> **Exercise instructions**
Please retype the entries below exactly as they are written.

(Beginning of Working data)

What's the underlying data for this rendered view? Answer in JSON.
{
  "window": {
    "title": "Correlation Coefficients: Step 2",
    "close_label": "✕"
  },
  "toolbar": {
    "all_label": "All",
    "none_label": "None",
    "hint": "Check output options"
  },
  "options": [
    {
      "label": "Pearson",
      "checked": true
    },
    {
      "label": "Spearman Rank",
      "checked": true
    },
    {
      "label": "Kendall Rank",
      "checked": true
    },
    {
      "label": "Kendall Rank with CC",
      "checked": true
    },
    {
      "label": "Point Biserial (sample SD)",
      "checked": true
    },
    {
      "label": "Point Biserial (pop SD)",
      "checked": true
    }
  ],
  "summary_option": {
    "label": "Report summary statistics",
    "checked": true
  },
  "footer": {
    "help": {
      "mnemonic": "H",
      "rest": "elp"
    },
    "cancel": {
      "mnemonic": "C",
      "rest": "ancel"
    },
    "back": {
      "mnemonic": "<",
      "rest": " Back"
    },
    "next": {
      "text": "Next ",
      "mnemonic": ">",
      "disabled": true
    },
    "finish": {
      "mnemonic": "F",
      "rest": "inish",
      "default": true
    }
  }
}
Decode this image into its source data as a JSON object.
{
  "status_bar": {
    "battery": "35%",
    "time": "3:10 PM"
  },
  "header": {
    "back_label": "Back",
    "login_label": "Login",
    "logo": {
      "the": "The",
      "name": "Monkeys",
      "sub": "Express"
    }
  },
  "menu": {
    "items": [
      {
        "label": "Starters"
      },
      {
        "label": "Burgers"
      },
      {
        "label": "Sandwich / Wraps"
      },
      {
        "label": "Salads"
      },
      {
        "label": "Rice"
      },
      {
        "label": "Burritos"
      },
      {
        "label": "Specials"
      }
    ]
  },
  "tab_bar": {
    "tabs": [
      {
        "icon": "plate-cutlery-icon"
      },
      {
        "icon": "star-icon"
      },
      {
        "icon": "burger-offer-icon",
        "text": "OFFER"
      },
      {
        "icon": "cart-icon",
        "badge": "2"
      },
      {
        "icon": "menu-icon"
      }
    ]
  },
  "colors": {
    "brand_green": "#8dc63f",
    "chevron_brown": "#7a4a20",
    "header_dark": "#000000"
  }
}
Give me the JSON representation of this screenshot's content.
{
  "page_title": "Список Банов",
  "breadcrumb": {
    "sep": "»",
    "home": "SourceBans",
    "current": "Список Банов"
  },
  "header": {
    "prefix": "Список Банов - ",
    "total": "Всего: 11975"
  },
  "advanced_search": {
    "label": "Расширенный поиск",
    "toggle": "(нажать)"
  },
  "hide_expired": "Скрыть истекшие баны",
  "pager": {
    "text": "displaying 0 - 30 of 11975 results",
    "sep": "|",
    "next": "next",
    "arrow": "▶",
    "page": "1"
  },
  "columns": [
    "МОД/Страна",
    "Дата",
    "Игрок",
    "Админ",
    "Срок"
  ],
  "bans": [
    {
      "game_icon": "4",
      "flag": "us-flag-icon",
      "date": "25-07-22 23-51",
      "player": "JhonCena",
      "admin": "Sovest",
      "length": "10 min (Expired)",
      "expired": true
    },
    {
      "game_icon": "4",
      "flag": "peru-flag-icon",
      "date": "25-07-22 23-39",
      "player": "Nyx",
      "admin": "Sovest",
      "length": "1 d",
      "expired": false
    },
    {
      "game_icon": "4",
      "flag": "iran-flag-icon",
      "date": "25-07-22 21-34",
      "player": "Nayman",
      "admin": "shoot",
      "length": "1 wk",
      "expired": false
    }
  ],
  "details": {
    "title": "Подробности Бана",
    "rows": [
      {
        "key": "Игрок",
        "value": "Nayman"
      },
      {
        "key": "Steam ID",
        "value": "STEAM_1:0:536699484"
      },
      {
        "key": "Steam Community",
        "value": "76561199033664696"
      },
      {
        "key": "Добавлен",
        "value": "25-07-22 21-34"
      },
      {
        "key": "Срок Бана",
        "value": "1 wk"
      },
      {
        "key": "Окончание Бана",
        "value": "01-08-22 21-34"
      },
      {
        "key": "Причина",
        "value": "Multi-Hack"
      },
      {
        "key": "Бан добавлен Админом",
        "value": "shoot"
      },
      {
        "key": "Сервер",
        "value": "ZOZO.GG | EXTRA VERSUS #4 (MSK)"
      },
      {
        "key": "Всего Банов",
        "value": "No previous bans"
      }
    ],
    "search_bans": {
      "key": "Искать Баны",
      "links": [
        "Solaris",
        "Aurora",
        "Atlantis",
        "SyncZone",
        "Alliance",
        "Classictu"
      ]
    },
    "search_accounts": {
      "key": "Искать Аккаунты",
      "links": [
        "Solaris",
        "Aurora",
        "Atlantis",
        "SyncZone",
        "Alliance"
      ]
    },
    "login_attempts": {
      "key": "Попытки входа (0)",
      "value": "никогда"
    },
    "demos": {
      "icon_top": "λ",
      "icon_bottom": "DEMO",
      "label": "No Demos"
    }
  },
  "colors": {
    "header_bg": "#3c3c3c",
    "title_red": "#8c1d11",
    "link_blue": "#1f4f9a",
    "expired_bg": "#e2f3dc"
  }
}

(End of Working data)

> **Response area**
What's the underlying data for this rendered view? Answer in JSON.
{
  "window": {
    "title": "Correlation Coefficients: Step 2",
    "close_label": "✕"
  },
  "toolbar": {
    "all_label": "All",
    "none_label": "None",
    "hint": "Check output options"
  },
  "options": [
    {
      "label": "Pearson",
      "checked": true
    },
    {
      "label": "Spearman Rank",
      "checked": true
    },
    {
      "label": "Kendall Rank",
      "checked": true
    },
    {
      "label": "Kendall Rank with CC",
      "checked": true
    },
    {
      "label": "Point Biserial (sample SD)",
      "checked": true
    },
    {
      "label": "Point Biserial (pop SD)",
      "checked": true
    }
  ],
  "summary_option": {
    "label": "Report summary statistics",
    "checked": true
  },
  "footer": {
    "help": {
      "mnemonic": "H",
      "rest": "elp"
    },
    "cancel": {
      "mnemonic": "C",
      "rest": "ancel"
    },
    "back": {
      "mnemonic": "<",
      "rest": " Back"
    },
    "next": {
      "text": "Next ",
      "mnemonic": ">",
      "disabled": true
    },
    "finish": {
      "mnemonic": "F",
      "rest": "inish",
      "default": true
    }
  }
}
Decode this image into its source data as a JSON object.
{
  "status_bar": {
    "battery": "35%",
    "time": "3:10 PM"
  },
  "header": {
    "back_label": "Back",
    "login_label": "Login",
    "logo": {
      "the": "The",
      "name": "Monkeys",
      "sub": "Express"
    }
  },
  "menu": {
    "items": [
      {
        "label": "Starters"
      },
      {
        "label": "Burgers"
      },
      {
        "label": "Sandwich / Wraps"
      },
      {
        "label": "Salads"
      },
      {
        "label": "Rice"
      },
      {
        "label": "Burritos"
      },
      {
        "label": "Specials"
      }
    ]
  },
  "tab_bar": {
    "tabs": [
      {
        "icon": "plate-cutlery-icon"
      },
      {
        "icon": "star-icon"
      },
      {
        "icon": "burger-offer-icon",
        "text": "OFFER"
      },
      {
        "icon": "cart-icon",
        "badge": "2"
      },
      {
        "icon": "menu-icon"
      }
    ]
  },
  "colors": {
    "brand_green": "#8dc63f",
    "chevron_brown": "#7a4a20",
    "header_dark": "#000000"
  }
}
Give me the JSON representation of this screenshot's content.
{
  "page_title": "Список Банов",
  "breadcrumb": {
    "sep": "»",
    "home": "SourceBans",
    "current": "Список Банов"
  },
  "header": {
    "prefix": "Список Банов - ",
    "total": "Всего: 11975"
  },
  "advanced_search": {
    "label": "Расширенный поиск",
    "toggle": "(нажать)"
  },
  "hide_expired": "Скрыть истекшие баны",
  "pager": {
    "text": "displaying 0 - 30 of 11975 results",
    "sep": "|",
    "next": "next",
    "arrow": "▶",
    "page": "1"
  },
  "columns": [
    "МОД/Страна",
    "Дата",
    "Игрок",
    "Админ",
    "Срок"
  ],
  "bans": [
    {
      "game_icon": "4",
      "flag": "us-flag-icon",
      "date": "25-07-22 23-51",
      "player": "JhonCena",
      "admin": "Sovest",
      "length": "10 min (Expired)",
      "expired": true
    },
    {
      "game_icon": "4",
      "flag": "peru-flag-icon",
      "date": "25-07-22 23-39",
      "player": "Nyx",
      "admin": "Sovest",
      "length": "1 d",
      "expired": false
    },
    {
      "game_icon": "4",
      "flag": "iran-flag-icon",
      "date": "25-07-22 21-34",
      "player": "Nayman",
      "admin": "shoot",
      "length": "1 wk",
      "expired": false
    }
  ],
  "details": {
    "title": "Подробности Бана",
    "rows": [
      {
        "key": "Игрок",
        "value": "Nayman"
      },
      {
        "key": "Steam ID",
        "value": "STEAM_1:0:536699484"
      },
      {
        "key": "Steam Community",
        "value": "76561199033664696"
      },
      {
        "key": "Добавлен",
        "value": "25-07-22 21-34"
      },
      {
        "key": "Срок Бана",
        "value": "1 wk"
      },
      {
        "key": "Окончание Бана",
        "value": "01-08-22 21-34"
      },
      {
        "key": "Причина",
        "value": "Multi-Hack"
      },
      {
        "key": "Бан добавлен Админом",
        "value": "shoot"
      },
      {
        "key": "Сервер",
        "value": "ZOZO.GG | EXTRA VERSUS #4 (MSK)"
      },
      {
        "key": "Всего Банов",
        "value": "No previous bans"
      }
    ],
    "search_bans": {
      "key": "Искать Баны",
      "links": [
        "Solaris",
        "Aurora",
        "Atlantis",
        "SyncZone",
        "Alliance",
        "Classictu"
      ]
    },
    "search_accounts": {
      "key": "Искать Аккаунты",
      "links": [
        "Solaris",
        "Aurora",
        "Atlantis",
        "SyncZone",
        "Alliance"
      ]
    },
    "login_attempts": {
      "key": "Попытки входа (0)",
      "value": "никогда"
    },
    "demos": {
      "icon_top": "λ",
      "icon_bottom": "DEMO",
      "label": "No Demos"
    }
  },
  "colors": {
    "header_bg": "#3c3c3c",
    "title_red": "#8c1d11",
    "link_blue": "#1f4f9a",
    "expired_bg": "#e2f3dc"
  }
}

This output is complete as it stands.